Annie and Emmeline’s relationship is one of the weaker parts of the novel. There’s chemistry, but it’s difficult to tell if Emmeline truly likes Annie or merely likes what she represents – freedom, innocence, and a life Emmeline was never allowed to have. Similarly, it’s unclear if Annie truly likes Emmeline or likes her mystery, her power, and the darker side that Annie has never acknowledged in herself. There isn’t much for a lasting relationship to be built on, but the difficulty of a sapphic relationship in 1920s Britain is well explored, and its good to see more sapphic fantasy allowed to end on a happier note.

The side characters vary, each with a great deal of potential but not always fully realised. Bea, especially, deserves a perspective of her own – her motivations seem simple, and almost naive in their selfishness, but there are hints of a more interesting and layered character that never fully materialise. Emmeline’s friends again deserve a full book of their own, but Isabella especially has a wonderful character arc within the narrative that compliments the overarching story well.

The setting is gorgeous – Crow Island is beautifully described, with the atmosphere present throughout the novel. Francesca May has a way with language, never overdoing it but ensuring each moment and description lingers in the minds eye. Mysterious island settings are a bit of a fantasy cliche, but this one stands out and has enough to set it apart.

The plot is part mystery, and part coming of age for the adult reader – exploring adult relationships and stepping out alone in a different way to standard coming-of-age stories written for a teenage audience. It’s twisty, at times difficult to predict, and a generally enjoyable ride. There are cliché moments, but also some curveballs and real highlights.

Overall, ‘Wild and Wicked Things’ is a strong fantasy standalone with a beautiful setting, intriguing characters, and a twisty plot that keeps the reader guessing. Recommended for fans of darker fantasy, gorgeous prose, and witches.

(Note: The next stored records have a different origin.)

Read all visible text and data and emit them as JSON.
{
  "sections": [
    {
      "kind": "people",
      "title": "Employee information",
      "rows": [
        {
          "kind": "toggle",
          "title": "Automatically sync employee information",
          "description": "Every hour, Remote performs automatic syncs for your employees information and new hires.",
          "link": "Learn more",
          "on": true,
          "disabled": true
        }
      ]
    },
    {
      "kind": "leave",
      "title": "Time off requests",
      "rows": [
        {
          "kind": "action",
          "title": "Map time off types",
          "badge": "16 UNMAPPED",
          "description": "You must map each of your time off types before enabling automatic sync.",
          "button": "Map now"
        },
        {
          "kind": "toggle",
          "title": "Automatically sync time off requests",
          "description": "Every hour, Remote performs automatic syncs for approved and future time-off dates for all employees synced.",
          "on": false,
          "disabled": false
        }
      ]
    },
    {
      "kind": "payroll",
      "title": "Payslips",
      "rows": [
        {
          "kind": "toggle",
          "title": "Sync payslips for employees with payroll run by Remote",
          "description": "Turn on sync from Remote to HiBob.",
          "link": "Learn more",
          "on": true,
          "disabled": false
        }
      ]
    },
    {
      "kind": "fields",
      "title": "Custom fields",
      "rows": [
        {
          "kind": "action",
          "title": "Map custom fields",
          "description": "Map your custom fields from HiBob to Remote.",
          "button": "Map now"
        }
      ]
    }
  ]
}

Thanks to Orbit for providing an ARC – this in no way affects the content of this review

Published by Orbit
Hardback: 31st March 2022